The pictures must be left out, while the rest of the data is copied exactly.
((
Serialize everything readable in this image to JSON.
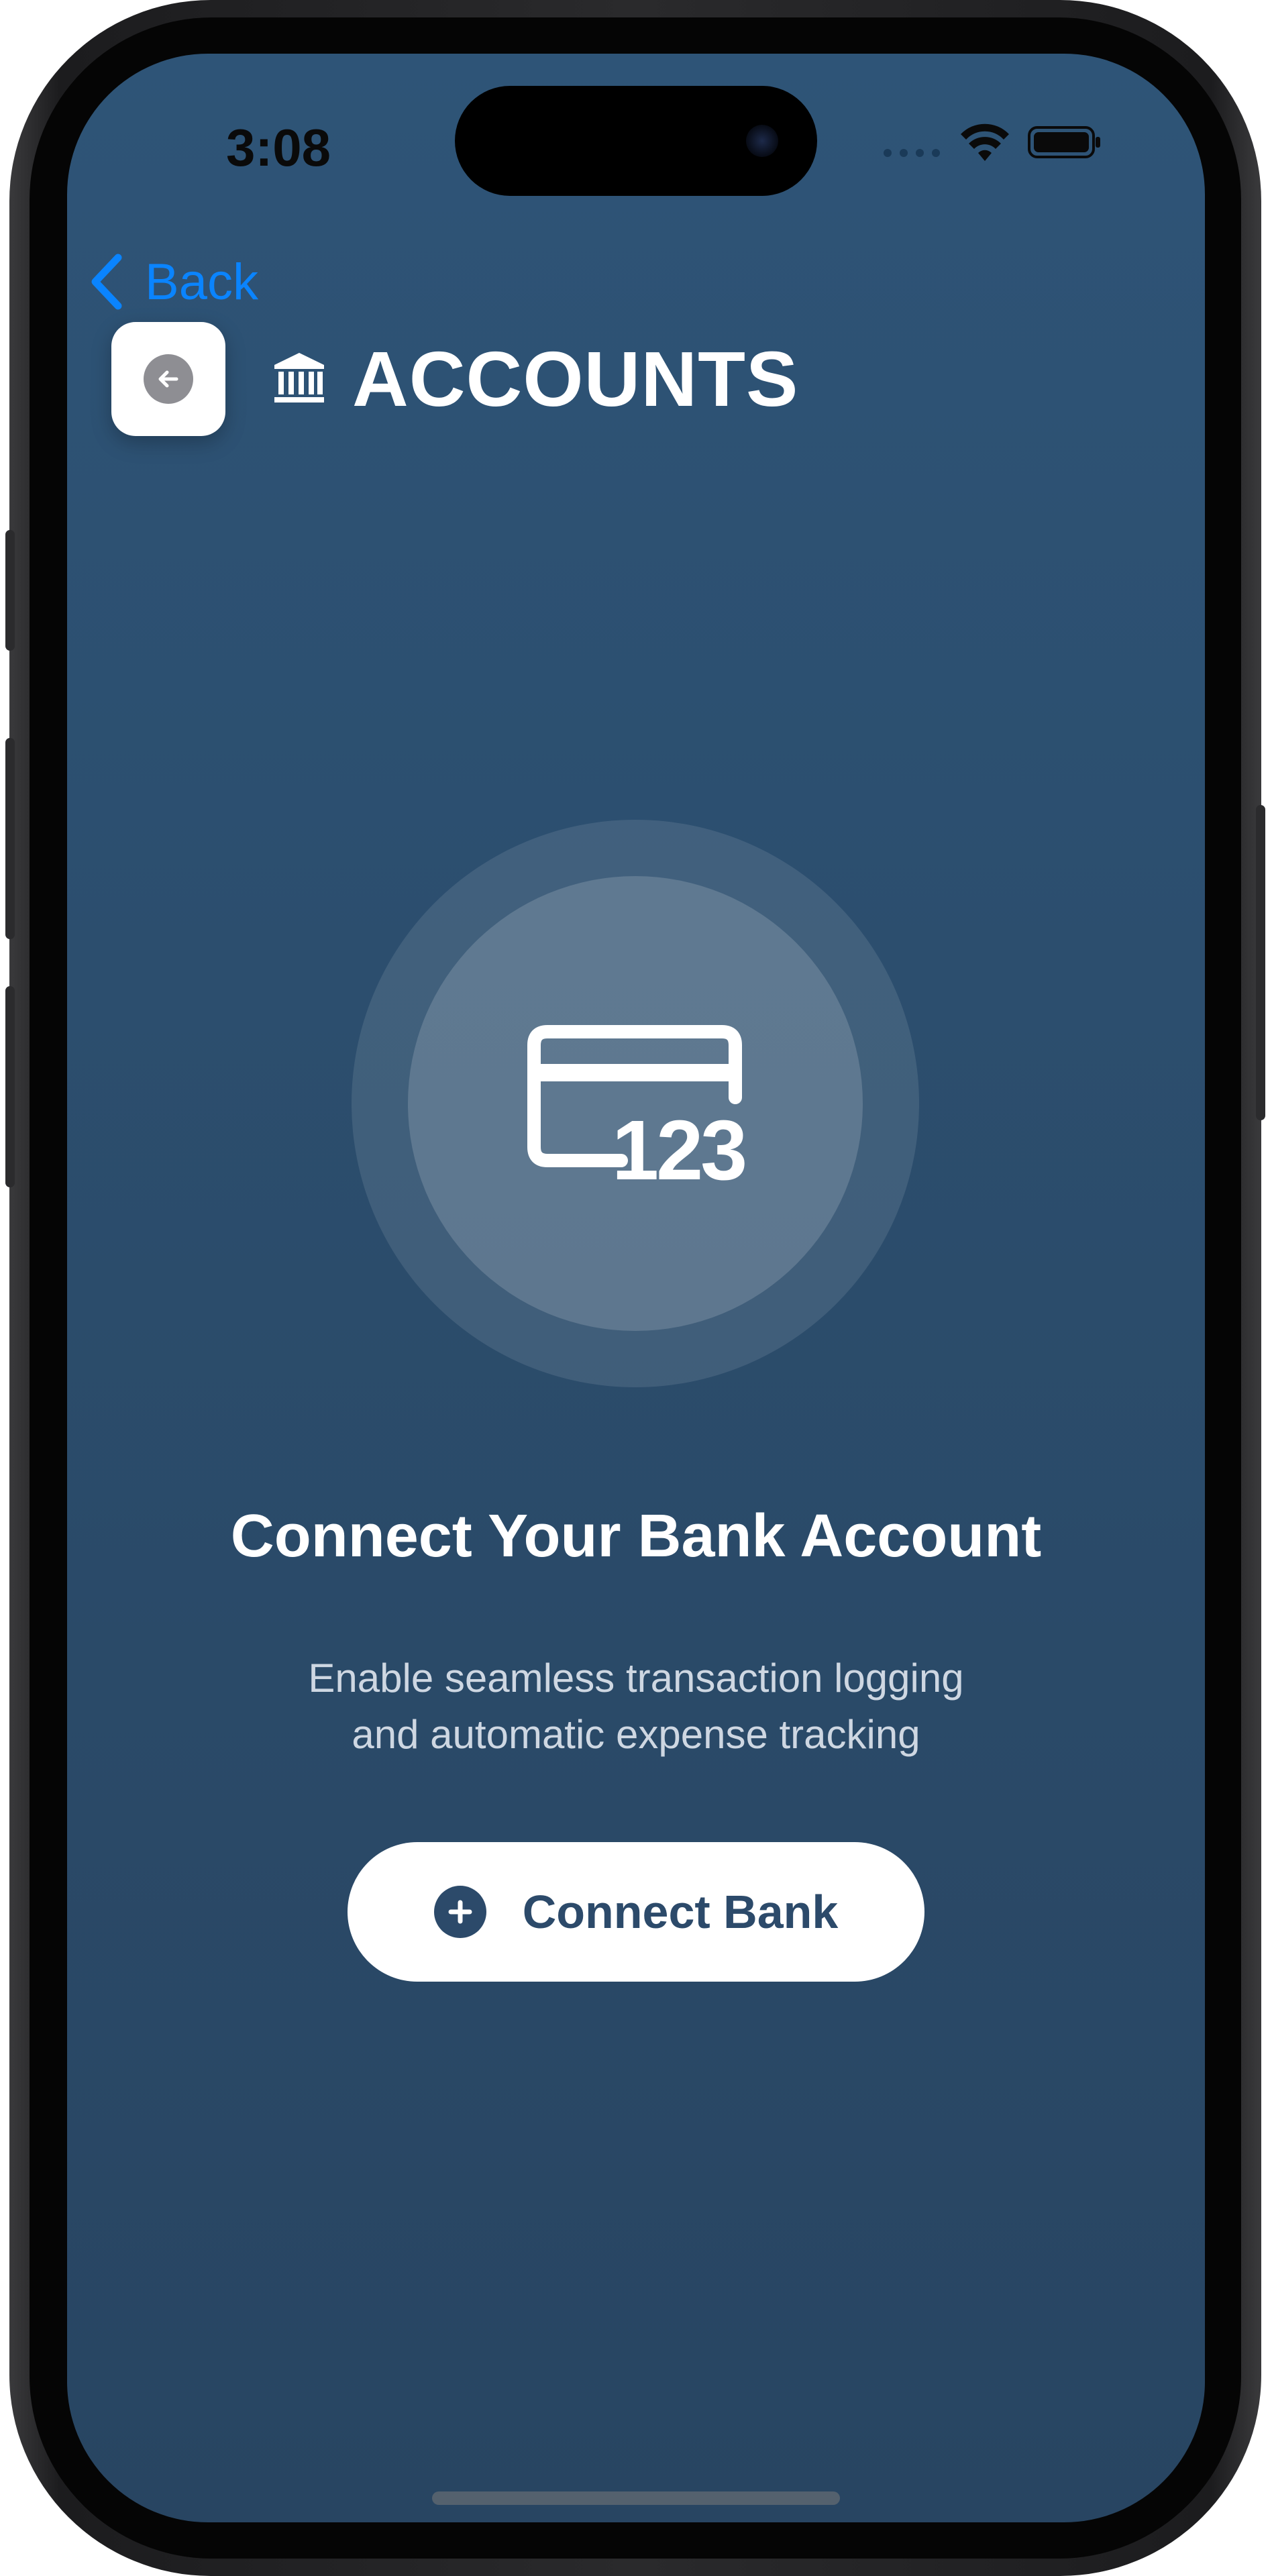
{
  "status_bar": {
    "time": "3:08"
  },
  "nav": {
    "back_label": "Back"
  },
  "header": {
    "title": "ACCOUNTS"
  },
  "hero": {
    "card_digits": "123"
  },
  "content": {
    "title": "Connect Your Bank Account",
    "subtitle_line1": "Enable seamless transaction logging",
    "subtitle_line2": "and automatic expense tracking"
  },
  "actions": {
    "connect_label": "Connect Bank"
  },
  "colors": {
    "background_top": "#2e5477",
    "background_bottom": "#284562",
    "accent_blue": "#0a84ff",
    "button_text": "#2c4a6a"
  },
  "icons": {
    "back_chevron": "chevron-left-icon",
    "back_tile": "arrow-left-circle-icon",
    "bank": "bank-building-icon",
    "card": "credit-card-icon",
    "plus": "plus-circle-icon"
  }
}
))
◆ **Finished task**:
Serialize everything readable in this image to JSON.
{
  "status_bar": {
    "time": "3:08"
  },
  "nav": {
    "back_label": "Back"
  },
  "header": {
    "title": "ACCOUNTS"
  },
  "hero": {
    "card_digits": "123"
  },
  "content": {
    "title": "Connect Your Bank Account",
    "subtitle_line1": "Enable seamless transaction logging",
    "subtitle_line2": "and automatic expense tracking"
  },
  "actions": {
    "connect_label": "Connect Bank"
  },
  "colors": {
    "background_top": "#2e5477",
    "background_bottom": "#284562",
    "accent_blue": "#0a84ff",
    "button_text": "#2c4a6a"
  },
  "icons": {
    "back_chevron": "chevron-left-icon",
    "back_tile": "arrow-left-circle-icon",
    "bank": "bank-building-icon",
    "card": "credit-card-icon",
    "plus": "plus-circle-icon"
  }
}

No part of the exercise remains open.